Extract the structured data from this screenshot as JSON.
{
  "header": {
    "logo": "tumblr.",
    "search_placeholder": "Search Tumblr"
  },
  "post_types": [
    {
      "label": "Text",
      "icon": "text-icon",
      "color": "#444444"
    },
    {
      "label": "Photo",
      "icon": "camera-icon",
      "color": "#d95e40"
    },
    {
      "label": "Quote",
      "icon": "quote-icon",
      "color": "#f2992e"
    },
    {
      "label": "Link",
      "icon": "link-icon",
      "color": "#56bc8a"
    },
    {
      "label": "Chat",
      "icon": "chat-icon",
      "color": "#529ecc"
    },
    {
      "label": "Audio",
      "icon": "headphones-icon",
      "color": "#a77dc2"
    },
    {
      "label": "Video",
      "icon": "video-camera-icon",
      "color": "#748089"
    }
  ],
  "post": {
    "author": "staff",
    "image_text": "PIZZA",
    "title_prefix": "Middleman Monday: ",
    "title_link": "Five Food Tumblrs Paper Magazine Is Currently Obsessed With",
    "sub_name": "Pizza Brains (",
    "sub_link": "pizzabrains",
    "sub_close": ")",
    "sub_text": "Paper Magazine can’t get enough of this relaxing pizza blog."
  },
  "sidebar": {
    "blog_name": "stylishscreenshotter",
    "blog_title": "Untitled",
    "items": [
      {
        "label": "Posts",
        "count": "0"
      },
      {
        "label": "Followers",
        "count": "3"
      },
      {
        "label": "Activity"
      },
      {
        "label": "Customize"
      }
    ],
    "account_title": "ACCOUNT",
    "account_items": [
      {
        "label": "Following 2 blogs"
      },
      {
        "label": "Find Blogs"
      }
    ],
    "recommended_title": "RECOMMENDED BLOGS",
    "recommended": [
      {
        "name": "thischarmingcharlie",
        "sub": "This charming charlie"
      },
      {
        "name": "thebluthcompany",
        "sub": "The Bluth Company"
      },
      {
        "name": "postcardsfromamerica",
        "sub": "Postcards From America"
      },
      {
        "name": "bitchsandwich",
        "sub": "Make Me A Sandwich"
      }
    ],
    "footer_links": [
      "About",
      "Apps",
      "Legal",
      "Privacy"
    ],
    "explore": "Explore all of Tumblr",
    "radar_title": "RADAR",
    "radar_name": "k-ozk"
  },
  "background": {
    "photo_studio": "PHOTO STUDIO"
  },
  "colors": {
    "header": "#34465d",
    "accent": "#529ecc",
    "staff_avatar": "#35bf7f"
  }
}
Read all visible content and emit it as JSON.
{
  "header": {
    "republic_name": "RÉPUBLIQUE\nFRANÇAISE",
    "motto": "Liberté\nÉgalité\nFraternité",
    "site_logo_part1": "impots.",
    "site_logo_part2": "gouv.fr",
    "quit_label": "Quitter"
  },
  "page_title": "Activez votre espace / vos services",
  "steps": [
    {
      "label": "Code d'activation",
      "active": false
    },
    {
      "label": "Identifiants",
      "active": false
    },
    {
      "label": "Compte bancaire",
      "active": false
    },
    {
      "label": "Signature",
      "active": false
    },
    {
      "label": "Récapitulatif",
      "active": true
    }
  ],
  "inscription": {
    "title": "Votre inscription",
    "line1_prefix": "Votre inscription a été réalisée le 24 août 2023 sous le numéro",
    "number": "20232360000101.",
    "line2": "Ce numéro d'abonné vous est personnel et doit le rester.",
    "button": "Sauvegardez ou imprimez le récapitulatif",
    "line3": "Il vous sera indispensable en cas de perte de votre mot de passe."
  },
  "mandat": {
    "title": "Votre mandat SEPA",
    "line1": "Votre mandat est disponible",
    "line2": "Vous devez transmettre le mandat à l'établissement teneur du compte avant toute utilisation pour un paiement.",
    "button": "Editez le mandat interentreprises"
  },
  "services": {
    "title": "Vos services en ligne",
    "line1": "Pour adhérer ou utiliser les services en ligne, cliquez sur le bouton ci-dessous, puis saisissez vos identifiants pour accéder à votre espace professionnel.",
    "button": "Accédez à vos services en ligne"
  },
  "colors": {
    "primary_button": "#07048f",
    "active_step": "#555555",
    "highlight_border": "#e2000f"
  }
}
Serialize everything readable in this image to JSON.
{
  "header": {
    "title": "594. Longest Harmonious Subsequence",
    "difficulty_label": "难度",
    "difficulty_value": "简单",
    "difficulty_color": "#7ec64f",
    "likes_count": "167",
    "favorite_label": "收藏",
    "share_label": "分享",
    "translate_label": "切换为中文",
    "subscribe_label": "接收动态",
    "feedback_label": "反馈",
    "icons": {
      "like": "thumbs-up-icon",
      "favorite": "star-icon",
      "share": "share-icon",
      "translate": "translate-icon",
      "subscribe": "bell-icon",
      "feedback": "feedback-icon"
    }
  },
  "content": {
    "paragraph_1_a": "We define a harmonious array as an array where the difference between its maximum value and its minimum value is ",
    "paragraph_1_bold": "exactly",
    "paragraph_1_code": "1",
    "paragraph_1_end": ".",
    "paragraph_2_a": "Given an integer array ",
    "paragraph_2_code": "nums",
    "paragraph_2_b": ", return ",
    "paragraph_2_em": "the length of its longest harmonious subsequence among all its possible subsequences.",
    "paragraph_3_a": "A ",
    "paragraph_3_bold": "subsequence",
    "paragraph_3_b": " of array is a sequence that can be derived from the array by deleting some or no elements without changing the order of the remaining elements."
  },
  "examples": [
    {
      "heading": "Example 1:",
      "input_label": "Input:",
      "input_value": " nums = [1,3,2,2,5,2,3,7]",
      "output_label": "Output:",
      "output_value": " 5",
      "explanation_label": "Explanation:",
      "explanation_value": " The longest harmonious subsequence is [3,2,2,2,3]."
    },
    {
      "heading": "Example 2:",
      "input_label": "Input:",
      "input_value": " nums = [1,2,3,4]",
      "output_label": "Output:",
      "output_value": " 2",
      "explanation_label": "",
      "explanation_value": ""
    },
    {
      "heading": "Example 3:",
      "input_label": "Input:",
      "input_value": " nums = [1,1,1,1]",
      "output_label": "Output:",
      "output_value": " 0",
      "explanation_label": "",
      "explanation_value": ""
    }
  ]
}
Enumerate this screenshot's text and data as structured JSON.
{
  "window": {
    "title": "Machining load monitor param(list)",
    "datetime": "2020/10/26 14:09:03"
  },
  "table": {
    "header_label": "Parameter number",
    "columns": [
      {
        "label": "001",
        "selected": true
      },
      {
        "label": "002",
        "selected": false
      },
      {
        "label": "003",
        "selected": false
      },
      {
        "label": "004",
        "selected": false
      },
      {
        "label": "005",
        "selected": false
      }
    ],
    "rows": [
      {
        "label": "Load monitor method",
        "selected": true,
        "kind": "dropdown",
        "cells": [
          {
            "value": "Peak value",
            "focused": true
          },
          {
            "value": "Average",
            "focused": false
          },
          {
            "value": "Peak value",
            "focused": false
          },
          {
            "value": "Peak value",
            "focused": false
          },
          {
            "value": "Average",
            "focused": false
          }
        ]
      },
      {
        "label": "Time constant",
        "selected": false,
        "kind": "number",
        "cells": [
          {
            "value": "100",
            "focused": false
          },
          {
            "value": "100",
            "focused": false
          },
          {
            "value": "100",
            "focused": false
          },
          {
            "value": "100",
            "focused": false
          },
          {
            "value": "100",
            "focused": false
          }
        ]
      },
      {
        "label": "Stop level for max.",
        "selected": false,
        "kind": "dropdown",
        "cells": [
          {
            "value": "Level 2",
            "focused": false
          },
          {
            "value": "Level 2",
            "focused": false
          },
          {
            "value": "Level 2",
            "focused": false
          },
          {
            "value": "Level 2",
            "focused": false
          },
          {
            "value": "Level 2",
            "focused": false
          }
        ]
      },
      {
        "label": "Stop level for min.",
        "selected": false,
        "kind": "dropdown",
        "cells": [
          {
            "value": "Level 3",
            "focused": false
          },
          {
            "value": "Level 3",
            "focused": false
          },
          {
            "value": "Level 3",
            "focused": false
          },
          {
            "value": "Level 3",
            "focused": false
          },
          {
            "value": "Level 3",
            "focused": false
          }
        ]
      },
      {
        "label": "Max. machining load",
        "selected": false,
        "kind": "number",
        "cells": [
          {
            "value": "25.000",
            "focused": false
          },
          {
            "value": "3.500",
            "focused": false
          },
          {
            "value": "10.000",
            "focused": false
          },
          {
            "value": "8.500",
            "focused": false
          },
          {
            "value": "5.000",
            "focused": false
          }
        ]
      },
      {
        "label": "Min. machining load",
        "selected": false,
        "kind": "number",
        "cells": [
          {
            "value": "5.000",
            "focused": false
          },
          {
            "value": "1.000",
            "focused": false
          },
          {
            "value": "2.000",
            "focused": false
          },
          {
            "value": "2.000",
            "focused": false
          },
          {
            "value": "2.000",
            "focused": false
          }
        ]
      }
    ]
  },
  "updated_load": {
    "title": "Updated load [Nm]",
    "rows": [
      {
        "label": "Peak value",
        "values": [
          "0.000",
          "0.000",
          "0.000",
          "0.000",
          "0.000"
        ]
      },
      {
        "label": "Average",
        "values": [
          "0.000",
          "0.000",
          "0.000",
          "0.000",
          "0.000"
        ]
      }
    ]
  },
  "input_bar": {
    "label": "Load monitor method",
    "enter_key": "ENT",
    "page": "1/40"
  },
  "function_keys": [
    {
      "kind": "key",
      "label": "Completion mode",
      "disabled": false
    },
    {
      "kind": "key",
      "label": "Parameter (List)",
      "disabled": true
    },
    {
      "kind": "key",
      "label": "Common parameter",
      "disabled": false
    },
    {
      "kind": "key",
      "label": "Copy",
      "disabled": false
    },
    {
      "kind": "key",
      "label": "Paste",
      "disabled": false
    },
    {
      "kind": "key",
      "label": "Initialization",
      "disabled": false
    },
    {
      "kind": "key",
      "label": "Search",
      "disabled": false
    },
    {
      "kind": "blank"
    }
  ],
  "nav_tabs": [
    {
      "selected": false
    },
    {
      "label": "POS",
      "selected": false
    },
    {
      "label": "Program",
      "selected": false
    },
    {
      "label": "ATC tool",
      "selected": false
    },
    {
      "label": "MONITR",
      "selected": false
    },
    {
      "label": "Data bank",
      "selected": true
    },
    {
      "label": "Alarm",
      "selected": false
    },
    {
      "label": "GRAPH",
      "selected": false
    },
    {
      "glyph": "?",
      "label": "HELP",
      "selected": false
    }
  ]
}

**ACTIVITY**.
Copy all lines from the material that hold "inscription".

**OUTPUT BELOW**.
  "inscription": {
    "title": "Votre inscription",
    "line1_prefix": "Votre inscription a été réalisée le 24 août 2023 sous le numéro",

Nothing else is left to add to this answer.